WEARING a look that was deadpan but somehow mischievous, too, a dancer sitting in front of a closed curtain at Boston's Wang Center had the attention of the whole audience. Maybe it was his silence, or the baggy clothes and pointed hat, that identified him as a descendant of the Italian commedia dell'arte character Pulchinella. Giggles broke out as he disappeared and returned with a table. Snickers grew when he went out again, reappearing to set the table. And when he sat down triumphantly for the last time, setting a watermelon on the plate, there was a big laugh. With that, the curtain opened on Ralph Lemon's ``Punchinello'' for the Boston Ballet, a work aswarm with clowns. Nine-year-olds, teen-agers, men, and women, all dressed in floppy clothes, made oddly delicate shrugs and ``I dunno'' gestures, while adroitly spinning out a whole life story. Watermelons kept reappearing, getting a bigger laugh every time.
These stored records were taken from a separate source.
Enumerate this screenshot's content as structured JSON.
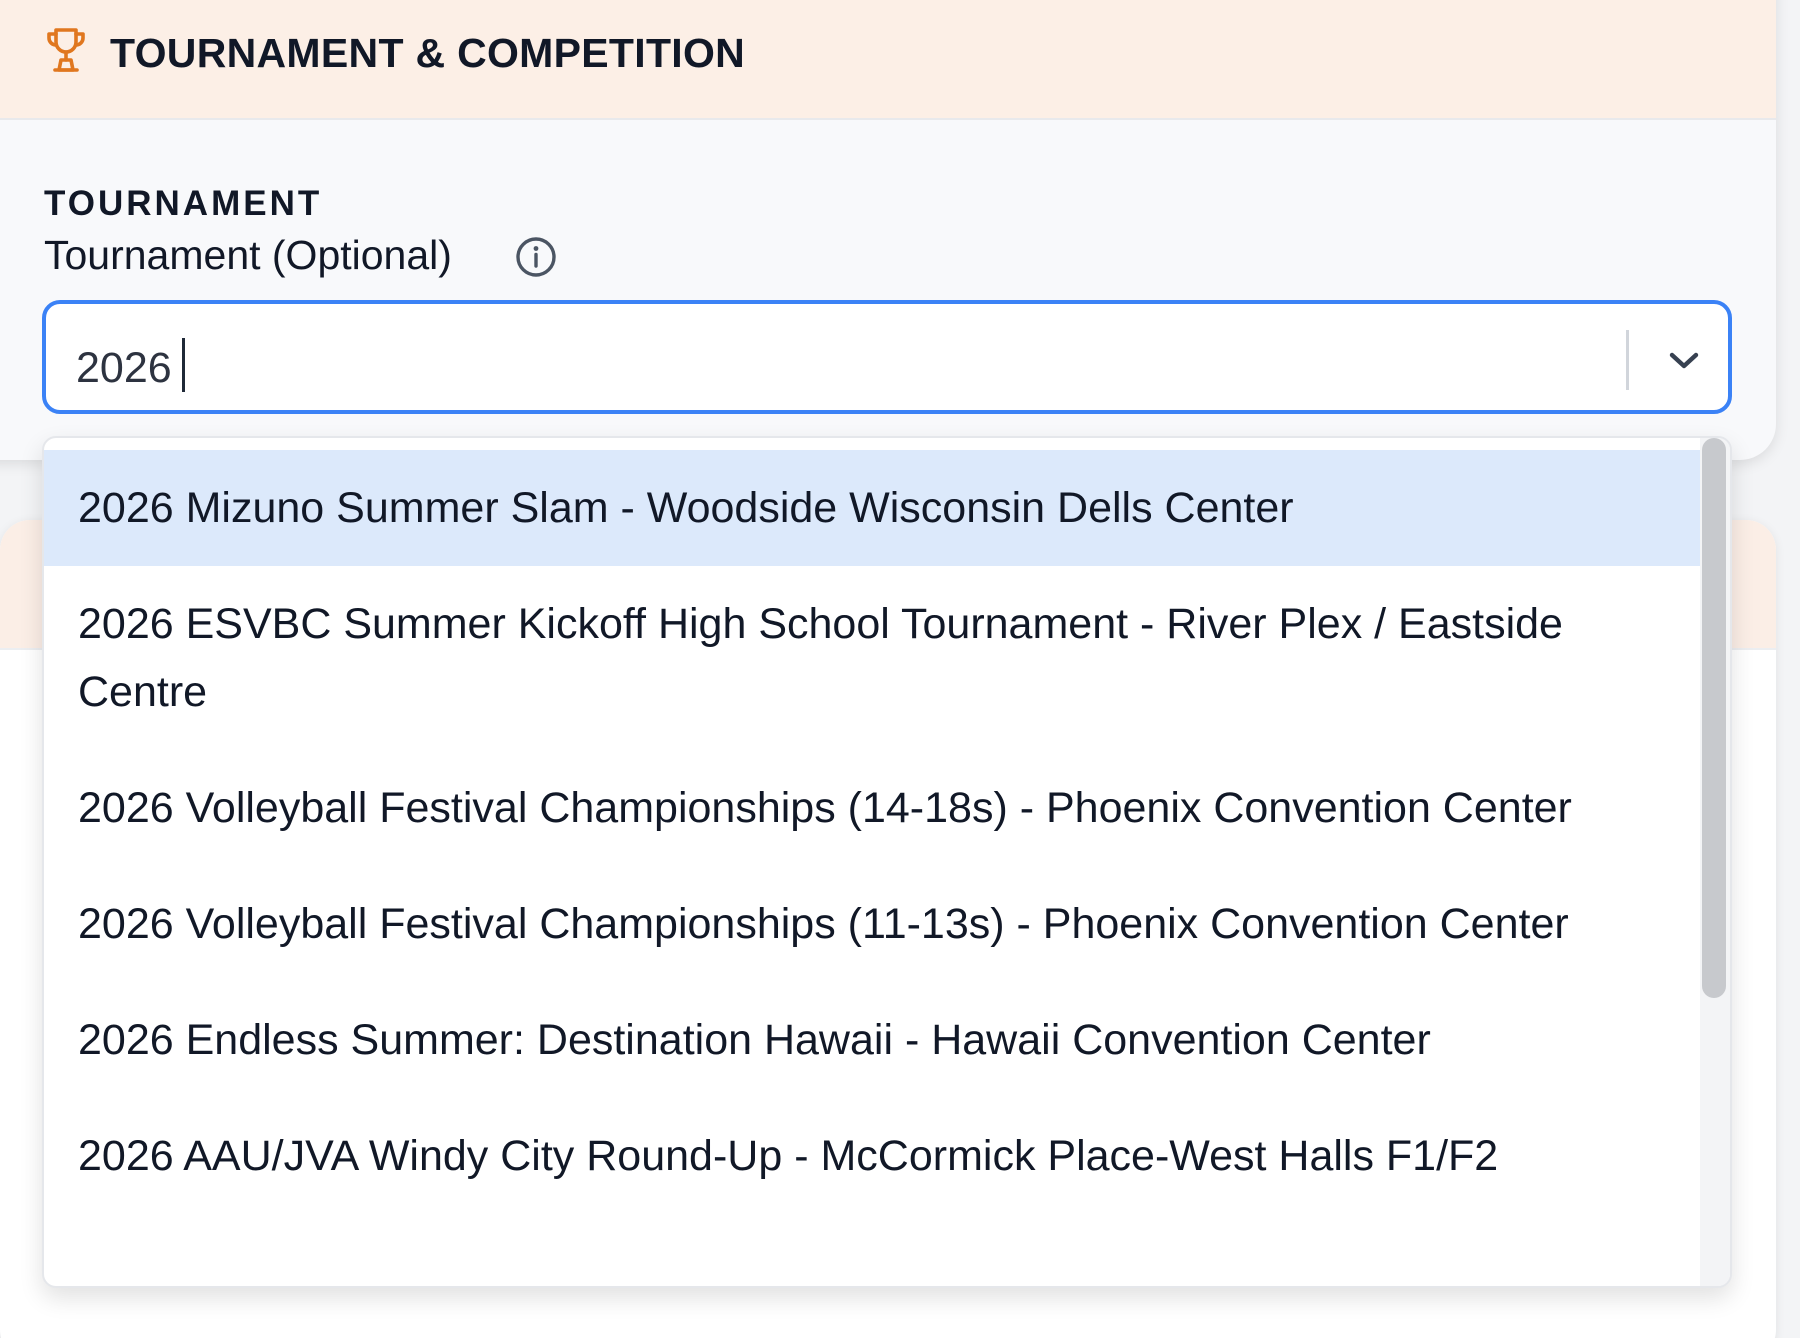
{
  "header": {
    "title": "TOURNAMENT & COMPETITION",
    "icon": "trophy-icon",
    "accent_color": "#e0771f"
  },
  "field": {
    "section_label": "TOURNAMENT",
    "label": "Tournament (Optional)",
    "info_icon": "info-icon",
    "input_value": "2026",
    "focus_color": "#3b82f6"
  },
  "dropdown": {
    "options": [
      "2026 Mizuno Summer Slam - Woodside Wisconsin Dells Center",
      "2026 ESVBC Summer Kickoff High School Tournament - River Plex / Eastside Centre",
      "2026 Volleyball Festival Championships (14-18s) - Phoenix Convention Center",
      "2026 Volleyball Festival Championships (11-13s) - Phoenix Convention Center",
      "2026 Endless Summer: Destination Hawaii - Hawaii Convention Center",
      "2026 AAU/JVA Windy City Round-Up - McCormick Place-West Halls F1/F2"
    ],
    "highlighted_index": 0,
    "highlight_color": "#dce9fb"
  }
}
But the piece had a sweetness and poignancy, because Lemon wasn't just going for the laughs, and because of the way the children interacted with their rascally seniors.
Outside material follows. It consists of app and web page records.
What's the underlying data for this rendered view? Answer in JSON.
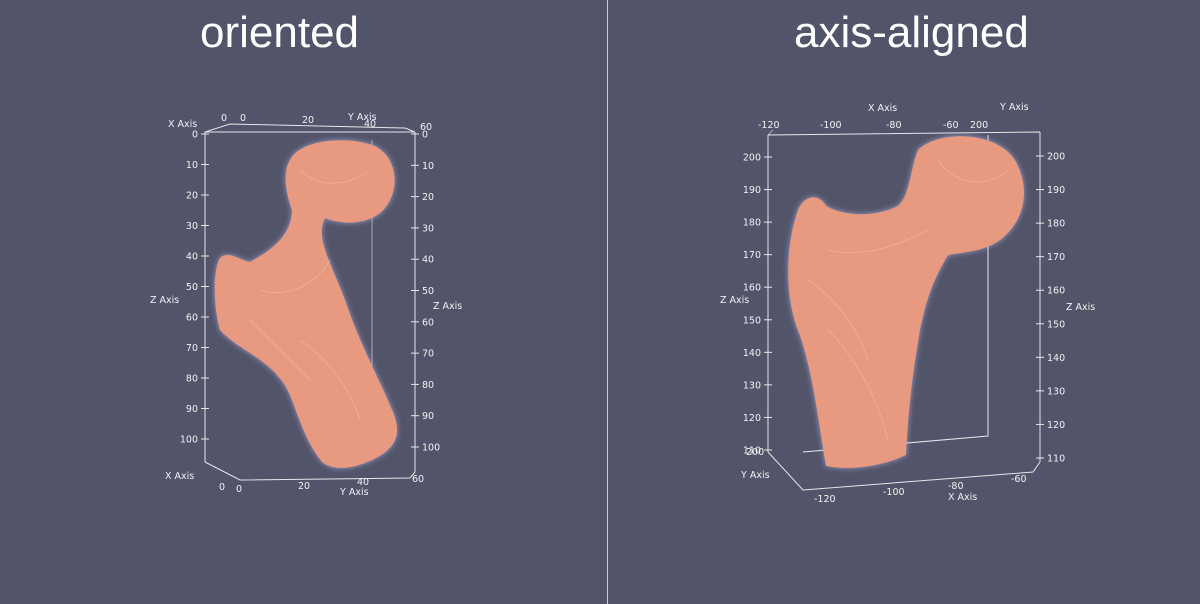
{
  "views": [
    {
      "title": "oriented",
      "axis_names": {
        "x": "X Axis",
        "y": "Y Axis",
        "z": "Z Axis"
      },
      "z_ticks_left": [
        "0",
        "10",
        "20",
        "30",
        "40",
        "50",
        "60",
        "70",
        "80",
        "90",
        "100"
      ],
      "z_ticks_right": [
        "0",
        "10",
        "20",
        "30",
        "40",
        "50",
        "60",
        "70",
        "80",
        "90",
        "100"
      ],
      "top_x_ticks": [
        "0",
        "0",
        "20",
        "40"
      ],
      "top_y_end": "60",
      "bottom_x_ticks": [
        "0",
        "0",
        "20",
        "40"
      ],
      "bottom_y_end": "60"
    },
    {
      "title": "axis-aligned",
      "axis_names": {
        "x": "X Axis",
        "y": "Y Axis",
        "z": "Z Axis"
      },
      "z_ticks_left": [
        "200",
        "190",
        "180",
        "170",
        "160",
        "150",
        "140",
        "130",
        "120",
        "110"
      ],
      "z_ticks_right": [
        "200",
        "190",
        "180",
        "170",
        "160",
        "150",
        "140",
        "130",
        "120",
        "110"
      ],
      "top_x_ticks": [
        "-120",
        "-100",
        "-80",
        "-60",
        "200"
      ],
      "bottom_x_ticks": [
        "-120",
        "-100",
        "-80",
        "-60"
      ],
      "bottom_y_tick": "200"
    }
  ],
  "colors": {
    "background": "#525469",
    "bone": "#e89a80",
    "bone_edge": "#b9b6e6",
    "axes": "#e6e6ea"
  }
}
``There's nothing they can do at that age that's dishonest,'' Lemon said.
Ralph Lemon is known for his wit, the natural look of his dances, and his use of props. But he's not known as a ballet choreographer, and he found the Wang Center to be ``the biggest theater I've ever seen.'' He wasn't the only newcomer. The four other works on the program were also by talented young choreographers. Monica Levy, Diane Coburn Bruning, Gerri Houlihan, and Gail Kachadurian were finalists in the Boston International Choreography Competition. Boston Ballet artistic director Bruce Marks, looking for dances that would serve audiences and dancers, and for choreographers who ``truly needed a company to work with,'' culled them from about 250 entrants.
For Lemon, the opportunity to work with dancers five days a week, four hours a day, for a month, on just one ballet was a luxury. ``I can work with my company [Ralph Lemon and Company] two to three hours a day if I can afford it, and they're tired from their restaurant jobs. They're not as focused,'' he said. The competition allowed him to try a more ambitious work. ``In the New York scene,'' where he is based, ``you can plod along on a small-studio level for years. We need larger canvases.'' Lemon won the gold medal and $3,000.
Diane Coburn Bruning has made ballets for several smaller companies. When she approached the Boston Ballet, she was told about the competition. She felt that ``if that is the way I can soonest work with the Boston Ballet,'' she was willing to try. Her ``Gothic Tapestries'' gained her the bronze medal and $1,000. Though neither choreographer was assured of anything beyond living expenses until the awards on opening night, both felt the working situation and exposure were pay enough.
``This last month has been magical,'' said Bruck Marks of the preparation for the competition. He divided the dancers among the choreographers at the outset. ``You should hear them: `My choreographer did this,' and `My choreographer said that.' They felt like teams in the best sense.''
The idea of opening the company to younger choreographers goes back to 1978, when Boston Ballet founder E. Virginia Williams started the Choreographers' Showcase. Marks, who took over as artistic director in 1985 after Mrs. Williams's passing, has revived it as a competition, with medals and cash prizes for first, second, and third place for the ballets chosen by a panel of judges. ``I don't think any of us were comfortable with it being a competition,'' Miss Bruning said.
``I did it more for the audience than for the choreographers,'' Marks said. ``If they just see a new work in a showcase, they say, `Well, that's interesting.' I forced everyone in the audience to pick a work `they thought would win.' It was a different psychological twist. They had to make decisions, and choices, and think about the merits of the work.''
Not everyone made a choice. The head usher at the Wang Center, a veteran of all the Choreographers' Showcases, told Marks, ``This is the first time there are no clinkers.''
Leslie Jonas, a soloist in the company who danced in ``Punchinello,'' agreed. ``It makes me optimistic. There is a lot of good stuff out there.''